**DATA EXTRACTS:**

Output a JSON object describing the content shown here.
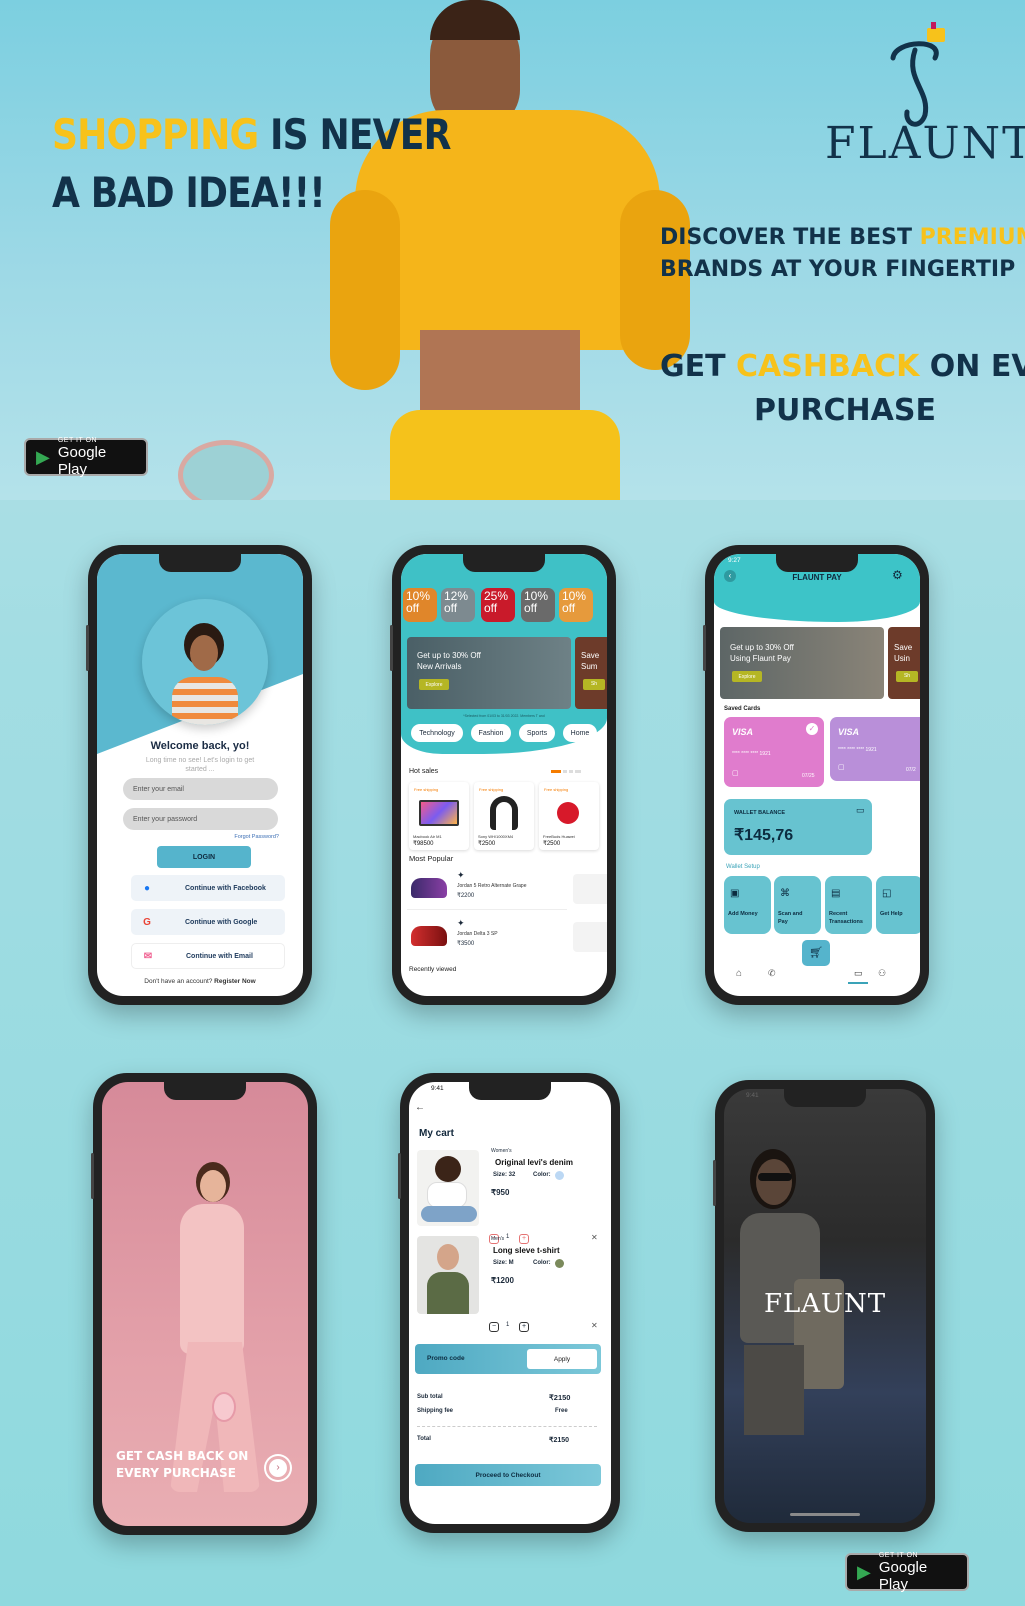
{
  "hero": {
    "headline_yellow": "SHOPPING",
    "headline_rest1": " IS NEVER",
    "headline_line2": "A BAD IDEA!!!",
    "brand": "FLAUNT",
    "tag1_pre": "DISCOVER THE BEST ",
    "tag1_yellow": "PREMIUM",
    "tag1_line2": "BRANDS AT YOUR FINGERTIP",
    "tag2_pre": "GET ",
    "tag2_yellow": "CASHBACK",
    "tag2_post": " ON EVERY",
    "tag2_line2": "PURCHASE",
    "gp_small": "GET IT ON",
    "gp_big": "Google Play"
  },
  "login": {
    "title": "Welcome back, yo!",
    "subtitle1": "Long time no see! Let's login to get",
    "subtitle2": "started ...",
    "email_placeholder": "Enter your email",
    "password_placeholder": "Enter your password",
    "forgot": "Forgot Password?",
    "login_btn": "LOGIN",
    "facebook": "Continue with Facebook",
    "google": "Continue with Google",
    "email": "Continue with Email",
    "no_account": "Don't have an account? ",
    "register": "Register Now"
  },
  "home": {
    "offers": [
      "10% off",
      "12% off",
      "25% off",
      "10% off",
      "10% off"
    ],
    "banner_title1": "Get up to 30% Off",
    "banner_title2": "New Arrivals",
    "banner_btn": "Explore",
    "banner2_a": "Save",
    "banner2_b": "Sum",
    "banner2_btn": "Sh",
    "terms": "*Selected from 01/03 to 31/03 2022. Members T and",
    "categories": [
      "Technology",
      "Fashion",
      "Sports",
      "Home"
    ],
    "hot_sales": "Hot sales",
    "products": [
      {
        "tag": "Free shipping",
        "name": "Macbook Air M1",
        "price": "₹98500"
      },
      {
        "tag": "Free shipping",
        "name": "Sony WH/1000XM4",
        "price": "₹2500"
      },
      {
        "tag": "Free shipping",
        "name": "FreeBuds Huawei",
        "price": "₹2500"
      }
    ],
    "most_popular": "Most Popular",
    "popular": [
      {
        "name": "Jordan 5 Retro Alternate Grape",
        "price": "₹2200"
      },
      {
        "name": "Jordan Delta 3 SP",
        "price": "₹3500"
      }
    ],
    "recently_viewed": "Recently viewed"
  },
  "pay": {
    "time": "9:27",
    "title": "FLAUNT PAY",
    "banner1": "Get up to 30% Off",
    "banner2": "Using Flaunt Pay",
    "banner_btn": "Explore",
    "banner_side1": "Save",
    "banner_side2": "Usin",
    "banner_side_btn": "Sh",
    "saved_cards": "Saved Cards",
    "card_brand": "VISA",
    "card_number": "**** **** **** 1921",
    "card1_exp": "07/25",
    "card2_exp": "07/2",
    "wallet_label": "WALLET BALANCE",
    "wallet_amount": "₹145,76",
    "wallet_setup": "Wallet Setup",
    "tiles": [
      "Add Money",
      "Scan and Pay",
      "Recent Transactions",
      "Get Help"
    ]
  },
  "cash": {
    "line1": "GET CASH BACK ON",
    "line2": "EVERY PURCHASE"
  },
  "cart": {
    "time": "9:41",
    "title": "My cart",
    "items": [
      {
        "category": "Women's",
        "name": "Original levi's denim",
        "size": "Size: 32",
        "color_label": "Color:",
        "price": "₹950",
        "qty": "1"
      },
      {
        "category": "Men's",
        "name": "Long sleve t-shirt",
        "size": "Size: M",
        "color_label": "Color:",
        "price": "₹1200",
        "qty": "1"
      }
    ],
    "promo": "Promo code",
    "apply": "Apply",
    "subtotal_label": "Sub total",
    "subtotal": "₹2150",
    "shipping_label": "Shipping fee",
    "shipping": "Free",
    "total_label": "Total",
    "total": "₹2150",
    "checkout": "Proceed to Checkout"
  },
  "splash": {
    "time": "9:41",
    "brand": "FLAUNT"
  },
  "colors": {
    "accent": "#4db3c8",
    "navy": "#12324a",
    "yellow": "#f7c21b",
    "card_pink": "#e07ccd",
    "card_purple": "#b98fd9"
  }
}
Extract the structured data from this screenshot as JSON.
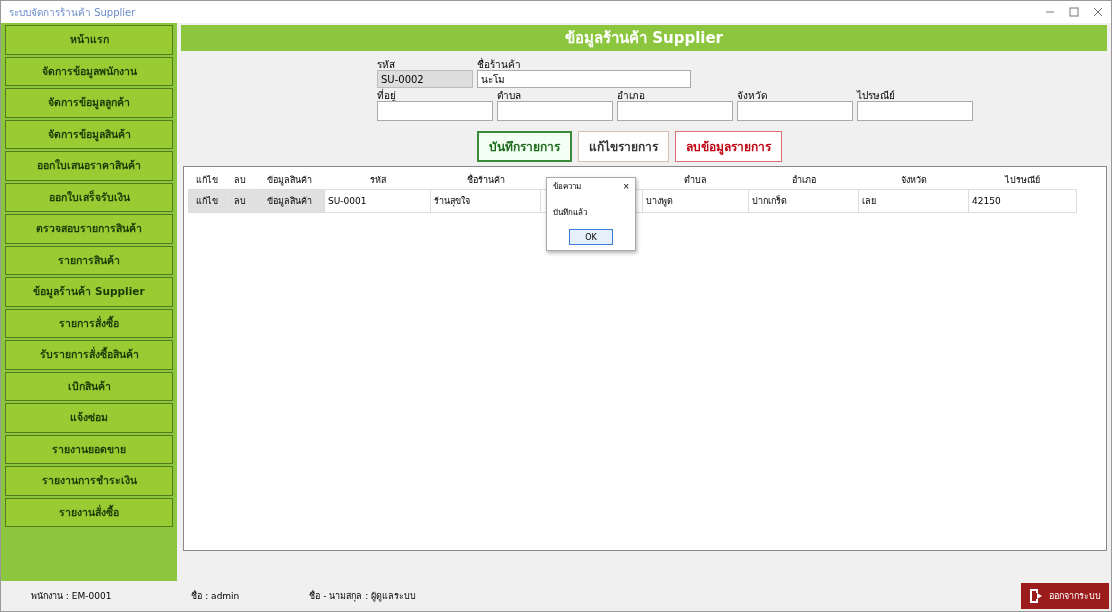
{
  "window": {
    "title": "ระบบจัดการร้านค้า Supplier"
  },
  "sidebar": {
    "items": [
      {
        "label": "หน้าแรก"
      },
      {
        "label": "จัดการข้อมูลพนักงาน"
      },
      {
        "label": "จัดการข้อมูลลูกค้า"
      },
      {
        "label": "จัดการข้อมูลสินค้า"
      },
      {
        "label": "ออกใบเสนอราคาสินค้า"
      },
      {
        "label": "ออกใบเสร็จรับเงิน"
      },
      {
        "label": "ตรวจสอบรายการสินค้า"
      },
      {
        "label": "รายการสินค้า"
      },
      {
        "label": "ข้อมูลร้านค้า Supplier"
      },
      {
        "label": "รายการสั่งซื้อ"
      },
      {
        "label": "รับรายการสั่งซื้อสินค้า"
      },
      {
        "label": "เบิกสินค้า"
      },
      {
        "label": "แจ้งซ่อม"
      },
      {
        "label": "รายงานยอดขาย"
      },
      {
        "label": "รายงานการชำระเงิน"
      },
      {
        "label": "รายงานสั่งซื้อ"
      }
    ]
  },
  "header": {
    "title": "ข้อมูลร้านค้า Supplier"
  },
  "form": {
    "code": {
      "label": "รหัส",
      "value": "SU-0002"
    },
    "name": {
      "label": "ชื่อร้านค้า",
      "value": "นะโม"
    },
    "address_fields": [
      {
        "label": "ที่อยู่"
      },
      {
        "label": "ตำบล"
      },
      {
        "label": "อำเภอ"
      },
      {
        "label": "จังหวัด"
      },
      {
        "label": "ไปรษณีย์"
      }
    ]
  },
  "buttons": [
    {
      "label": "บันทึกรายการ",
      "kind": "save"
    },
    {
      "label": "แก้ไขรายการ",
      "kind": "edit"
    },
    {
      "label": "ลบข้อมูลรายการ",
      "kind": "delete"
    }
  ],
  "table": {
    "columns": [
      "แก้ไข",
      "ลบ",
      "ข้อมูลสินค้า",
      "รหัส",
      "ชื่อร้านค้า",
      "ตำบล",
      "อำเภอ",
      "จังหวัด",
      "ไปรษณีย์"
    ],
    "rows": [
      {
        "cells": [
          "แก้ไข",
          "ลบ",
          "ข้อมูลสินค้า",
          "SU-0001",
          "ร้านสุขใจ",
          "บางพูด",
          "ปากเกร็ด",
          "เลย",
          "42150"
        ]
      }
    ]
  },
  "dialog": {
    "title": "ข้อความ",
    "close": "×",
    "message": "บันทึกแล้ว",
    "button": "OK"
  },
  "status_bar": {
    "employee": "พนักงาน : EM-0001",
    "user": "ชื่อ : admin",
    "fullname": "ชื่อ - นามสกุล : ผู้ดูแลระบบ",
    "logout": "ออกจากระบบ"
  }
}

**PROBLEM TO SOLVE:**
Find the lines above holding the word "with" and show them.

**TASK ANSWER:**
    "facebook": "Continue with Facebook",
    "google": "Continue with Google",
    "email": "Continue with Email",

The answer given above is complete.